Problem to work on
One number is the whole answer: how many lines of the records include "value".

[Data items]

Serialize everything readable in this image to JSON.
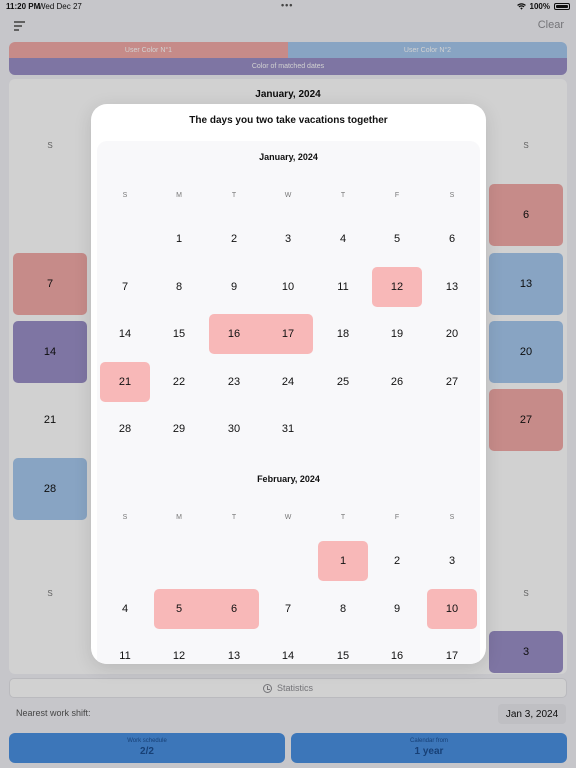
{
  "status_bar": {
    "time": "11:20 PM",
    "date": "Wed Dec 27",
    "battery": "100%"
  },
  "header": {
    "clear_label": "Clear"
  },
  "legend": {
    "user1": "User Color N°1",
    "user2": "User Color N°2",
    "matched": "Color of matched dates"
  },
  "colors": {
    "user1": "#f2aaa8",
    "user2": "#a6c8ee",
    "matched": "#9a8fc7",
    "highlight": "#f8b8b8",
    "primary_button": "#4a90e2"
  },
  "background_calendar": {
    "month": "January, 2024",
    "weekday_left": "S",
    "weekday_right": "S",
    "left_cells": [
      "7",
      "14",
      "21",
      "28"
    ],
    "right_cells": [
      "6",
      "13",
      "20",
      "27"
    ],
    "feb_weekday_left": "S",
    "feb_weekday_right": "S",
    "feb_right_cell": "3"
  },
  "modal": {
    "title": "The days you two take vacations together",
    "weekdays": [
      "S",
      "M",
      "T",
      "W",
      "T",
      "F",
      "S"
    ],
    "months": [
      {
        "name": "January, 2024",
        "weeks": [
          [
            "",
            "1",
            "2",
            "3",
            "4",
            "5",
            "6"
          ],
          [
            "7",
            "8",
            "9",
            "10",
            "11",
            "12",
            "13"
          ],
          [
            "14",
            "15",
            "16",
            "17",
            "18",
            "19",
            "20"
          ],
          [
            "21",
            "22",
            "23",
            "24",
            "25",
            "26",
            "27"
          ],
          [
            "28",
            "29",
            "30",
            "31",
            "",
            "",
            ""
          ]
        ],
        "highlighted": [
          "12",
          "16",
          "17",
          "21"
        ]
      },
      {
        "name": "February, 2024",
        "weeks": [
          [
            "",
            "",
            "",
            "",
            "1",
            "2",
            "3"
          ],
          [
            "4",
            "5",
            "6",
            "7",
            "8",
            "9",
            "10"
          ],
          [
            "11",
            "12",
            "13",
            "14",
            "15",
            "16",
            "17"
          ]
        ],
        "highlighted": [
          "1",
          "5",
          "6",
          "10"
        ]
      }
    ]
  },
  "statistics": {
    "label": "Statistics"
  },
  "nearest_shift": {
    "label": "Nearest work shift:",
    "value": "Jan 3, 2024"
  },
  "buttons": [
    {
      "caption": "Work schedule",
      "value": "2/2"
    },
    {
      "caption": "Calendar from",
      "value": "1 year"
    }
  ]
}
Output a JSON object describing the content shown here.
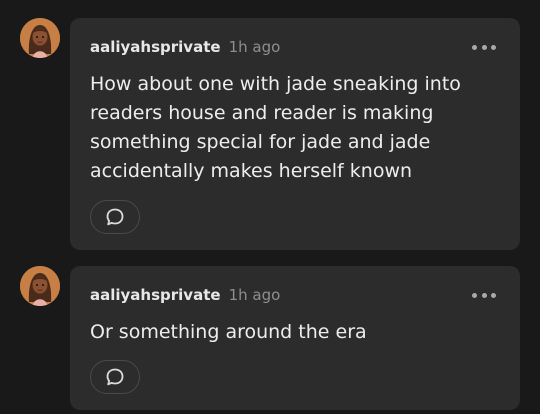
{
  "comments": [
    {
      "username": "aaliyahsprivate",
      "timestamp": "1h ago",
      "text": "How about one with jade sneaking into readers house and reader is making something special for jade and jade accidentally makes herself known",
      "avatar_icon": "avatar-cartoon-girl",
      "more_icon": "more-dots-icon",
      "reply_icon": "speech-bubble-icon"
    },
    {
      "username": "aaliyahsprivate",
      "timestamp": "1h ago",
      "text": "Or something around the era",
      "avatar_icon": "avatar-cartoon-girl",
      "more_icon": "more-dots-icon",
      "reply_icon": "speech-bubble-icon"
    }
  ],
  "colors": {
    "background": "#191919",
    "card": "#2c2c2c",
    "username": "#e8e8e8",
    "timestamp": "#8e8e8e",
    "body_text": "#ededed"
  }
}
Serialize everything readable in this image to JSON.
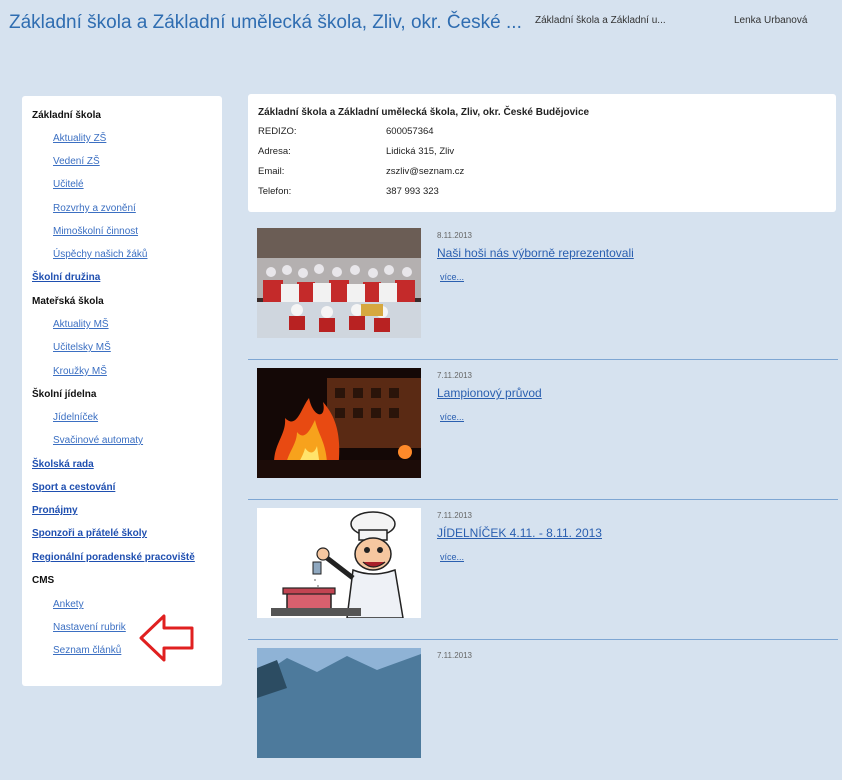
{
  "header": {
    "site_title": "Základní škola a Základní umělecká škola, Zliv, okr. České ...",
    "school_short": "Základní škola a Základní u...",
    "user_name": "Lenka Urbanová"
  },
  "sidebar": {
    "items": [
      {
        "label": "Základní škola",
        "kind": "head"
      },
      {
        "label": "Aktuality ZŠ",
        "kind": "sub"
      },
      {
        "label": "Vedení ZŠ",
        "kind": "sub"
      },
      {
        "label": "Učitelé",
        "kind": "sub"
      },
      {
        "label": "Rozvrhy a zvonění",
        "kind": "sub"
      },
      {
        "label": "Mimoškolní činnost",
        "kind": "sub"
      },
      {
        "label": "Úspěchy našich žáků",
        "kind": "sub"
      },
      {
        "label": "Školní družina",
        "kind": "link"
      },
      {
        "label": "Mateřská škola",
        "kind": "head"
      },
      {
        "label": "Aktuality MŠ",
        "kind": "sub"
      },
      {
        "label": "Učitelsky MŠ",
        "kind": "sub"
      },
      {
        "label": "Kroužky MŠ",
        "kind": "sub"
      },
      {
        "label": "Školní jídelna",
        "kind": "head"
      },
      {
        "label": "Jídelníček",
        "kind": "sub"
      },
      {
        "label": "Svačinové automaty",
        "kind": "sub"
      },
      {
        "label": "Školská rada",
        "kind": "link"
      },
      {
        "label": "Sport a cestování",
        "kind": "link"
      },
      {
        "label": "Pronájmy",
        "kind": "link"
      },
      {
        "label": "Sponzoři a přátelé školy",
        "kind": "link"
      },
      {
        "label": "Regionální poradenské pracoviště",
        "kind": "link"
      },
      {
        "label": "CMS",
        "kind": "head"
      },
      {
        "label": "Ankety",
        "kind": "sub"
      },
      {
        "label": "Nastavení rubrik",
        "kind": "sub"
      },
      {
        "label": "Seznam článků",
        "kind": "sub"
      }
    ]
  },
  "info": {
    "title": "Základní škola a Základní umělecká škola, Zliv, okr. České Budějovice",
    "rows": [
      {
        "label": "REDIZO:",
        "value": "600057364"
      },
      {
        "label": "Adresa:",
        "value": "Lidická 315, Zliv"
      },
      {
        "label": "Email:",
        "value": "zszliv@seznam.cz"
      },
      {
        "label": "Telefon:",
        "value": "387 993 323"
      }
    ]
  },
  "articles": [
    {
      "date": "8.11.2013",
      "title": "Naši hoši nás výborně reprezentovali",
      "more": "více...",
      "image": "hockey-team-photo"
    },
    {
      "date": "7.11.2013",
      "title": "Lampionový průvod",
      "more": "více...",
      "image": "burning-building-photo"
    },
    {
      "date": "7.11.2013",
      "title": "JÍDELNÍČEK 4.11. - 8.11. 2013",
      "more": "více...",
      "image": "chef-cartoon"
    },
    {
      "date": "7.11.2013",
      "title": "",
      "more": "",
      "image": "landscape-photo"
    }
  ],
  "annotation": {
    "icon": "red-arrow-icon",
    "color": "#e02020"
  }
}
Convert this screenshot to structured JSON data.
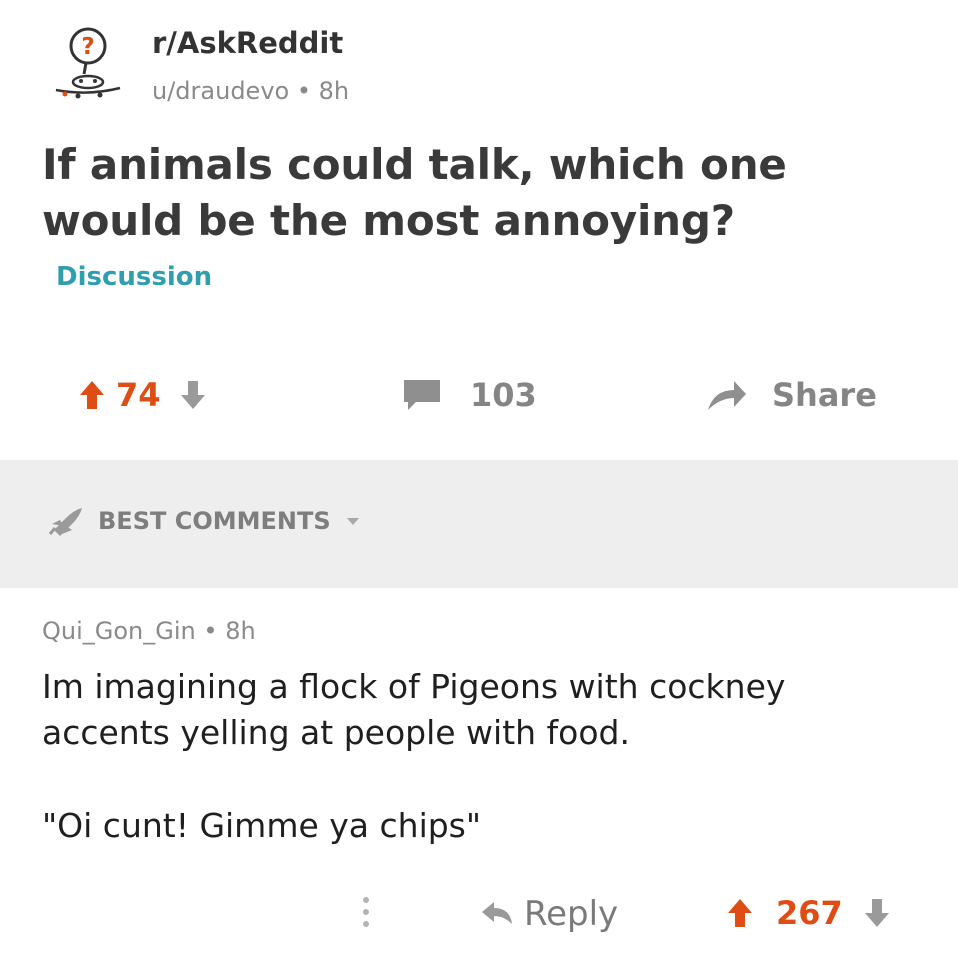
{
  "post": {
    "subreddit": "r/AskReddit",
    "author": "u/draudevo",
    "separator": "•",
    "age": "8h",
    "title": "If animals could talk, which one would be the most annoying?",
    "flair": "Discussion",
    "upvotes": "74",
    "comments": "103",
    "share_label": "Share"
  },
  "sort": {
    "label": "BEST COMMENTS"
  },
  "comment": {
    "author": "Qui_Gon_Gin",
    "separator": "•",
    "age": "8h",
    "body": "Im imagining a flock of Pigeons with cockney accents yelling at people with food.",
    "quote": "\"Oi cunt! Gimme ya chips\"",
    "reply_label": "Reply",
    "upvotes": "267"
  },
  "colors": {
    "upvote": "#de4d14",
    "muted": "#858585",
    "flair": "#2f9fb0",
    "sort_bar": "#eeeeee"
  },
  "icons": {
    "avatar": "askreddit-avatar-icon",
    "upvote": "upvote-arrow-icon",
    "downvote": "downvote-arrow-icon",
    "comment": "comment-bubble-icon",
    "share": "share-arrow-icon",
    "sort": "rocket-icon",
    "dropdown": "chevron-down-icon",
    "more": "more-vertical-icon",
    "reply": "reply-arrow-icon"
  }
}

Problem solution
7